WASHINGTON, D.C. — Today, the Bureau of Labor Statistics announced that 261,000 jobs were added in October. The unemployment rate rose to 3.7% (seasonally adjusted) from 3.5% and the number of unemployed persons rose by 306,000 to 6.1 million. The unemployment rate for women rose by 0.3 percentage points to 3.7%. The unemployment rate for blacks and Hispanics rose to 5.9% and 4.2%, respectively.
Overall, labor force participation fell marginally by 0.1 percentage points to 62.2%. Women’s labor force participation fell to 56.7% from 56.8%. Both are still below pre-pandemic levels.
Patrice Onwuka, director of the Center for Economic Opportunity (CEO) at Independent Women’s Forum, issued the following statement:
“From red-hot to lukewarm, this labor market is quickly turning cold and women should be concerned. Some 200,000 fewer women were employed last month, driving up the unemployment rate for women to 3.7%. Women’s labor force participation rate continued to fall for the third month in a row. At this pace, it may never fully recover to pre-pandemic levels.
“Workers are beginning to see that the leverage they enjoyed during the pandemic that led to the Great Resignation, may be over. Instead of job hopping for more pay, workers are beginning to hunker down: job quitting rates have slowed to a modest pace; job hunters report longer times to find new positions despite over 10 million open jobs; and layoffs and hiring freezes are taking up in the tech sector. Despite pay increases, wages are still below the inflation rate leaving workers with an effective pay cut.

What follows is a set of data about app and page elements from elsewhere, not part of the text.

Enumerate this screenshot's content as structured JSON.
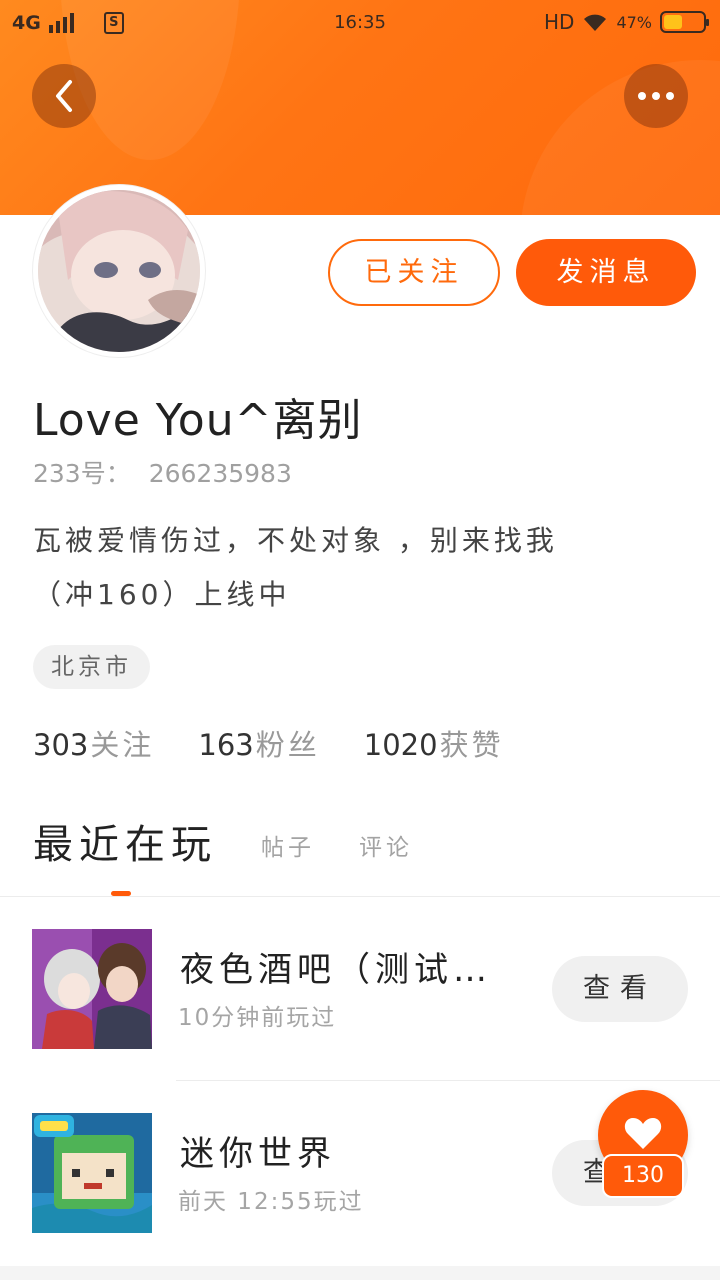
{
  "status_bar": {
    "network": "4G",
    "time": "16:35",
    "hd": "HD",
    "battery_text": "47%",
    "battery_level": 0.47,
    "battery_color": "#ffc21a"
  },
  "header": {
    "back_icon": "chevron-left-icon",
    "more_icon": "more-horizontal-icon",
    "accent_color": "#ff6a0c"
  },
  "profile": {
    "follow_label": "已关注",
    "message_label": "发消息",
    "username": "Love You^离别",
    "uid_label": "233号：",
    "uid_value": "266235983",
    "bio_line1": "瓦被爱情伤过，不处对象 ，别来找我",
    "bio_line2": "（冲160）上线中",
    "location": "北京市",
    "stats": [
      {
        "value": "303",
        "label": "关注"
      },
      {
        "value": "163",
        "label": "粉丝"
      },
      {
        "value": "1020",
        "label": "获赞"
      }
    ]
  },
  "tabs": [
    {
      "label": "最近在玩",
      "active": true
    },
    {
      "label": "帖子",
      "active": false
    },
    {
      "label": "评论",
      "active": false
    }
  ],
  "games": [
    {
      "title": "夜色酒吧（测试…",
      "subtitle": "10分钟前玩过",
      "button": "查看"
    },
    {
      "title": "迷你世界",
      "subtitle": "前天 12:55玩过",
      "button": "查看"
    }
  ],
  "like": {
    "icon": "heart-icon",
    "count": "130"
  }
}
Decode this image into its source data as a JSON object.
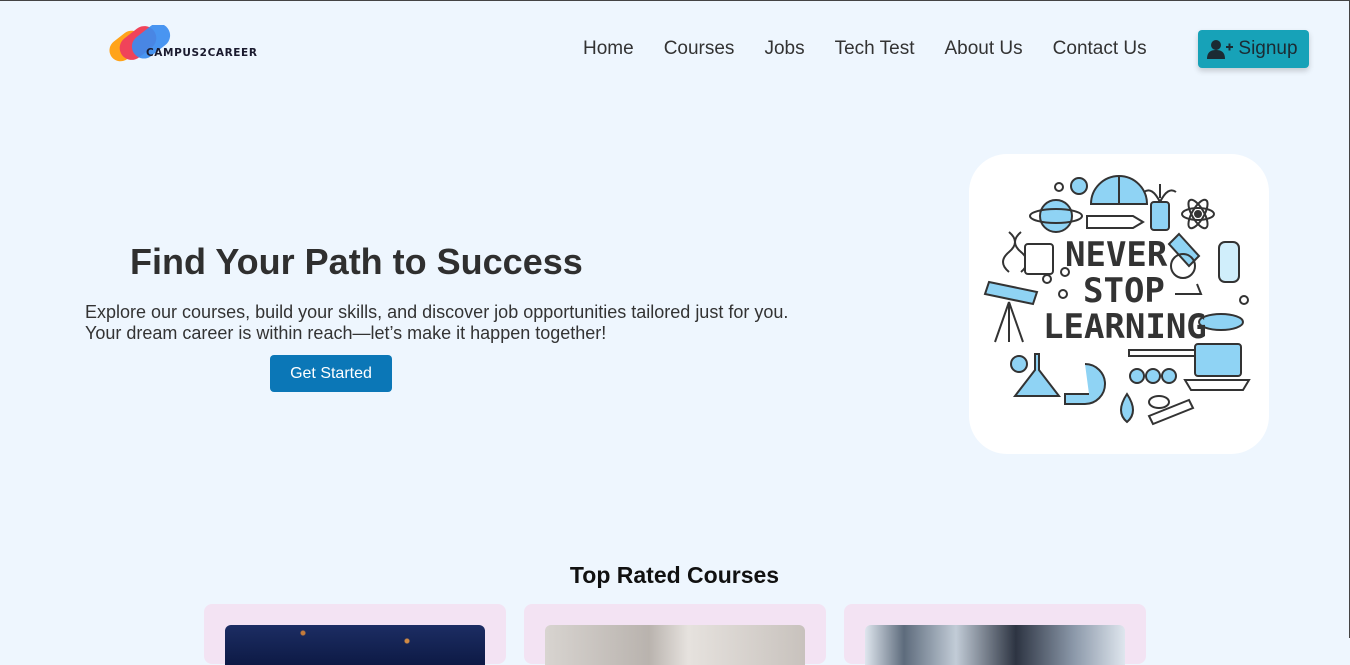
{
  "brand": {
    "name": "CAMPUS2CAREER"
  },
  "nav": {
    "items": [
      "Home",
      "Courses",
      "Jobs",
      "Tech Test",
      "About Us",
      "Contact Us"
    ],
    "signup_label": "Signup"
  },
  "hero": {
    "title": "Find Your Path to Success",
    "description_line1": "Explore our courses, build your skills, and discover job opportunities tailored just for you.",
    "description_line2": "Your dream career is within reach—let’s make it happen together!",
    "cta_label": "Get Started",
    "image_text": [
      "NEVER",
      "STOP",
      "LEARNING"
    ]
  },
  "top_rated": {
    "title": "Top Rated Courses"
  },
  "colors": {
    "page_bg": "#eef6fe",
    "signup_bg": "#17a2b8",
    "cta_bg": "#0b77b7",
    "card_bg": "#f3e3f3"
  }
}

“The labor force is now feeling the impacts of aggressive Federal Reserve policies to combat nearly 40-year-high inflation. We did not have to be here. President Biden and his congressional allies opted to pass trillions of dollars of reckless, inflationary spending with no regard for the consequences. Americans are paying the costs of these consequences: high prices, high energy costs, shortages, and massive disruptions to their livelihoods. Now, add a faltering labor market to that list.”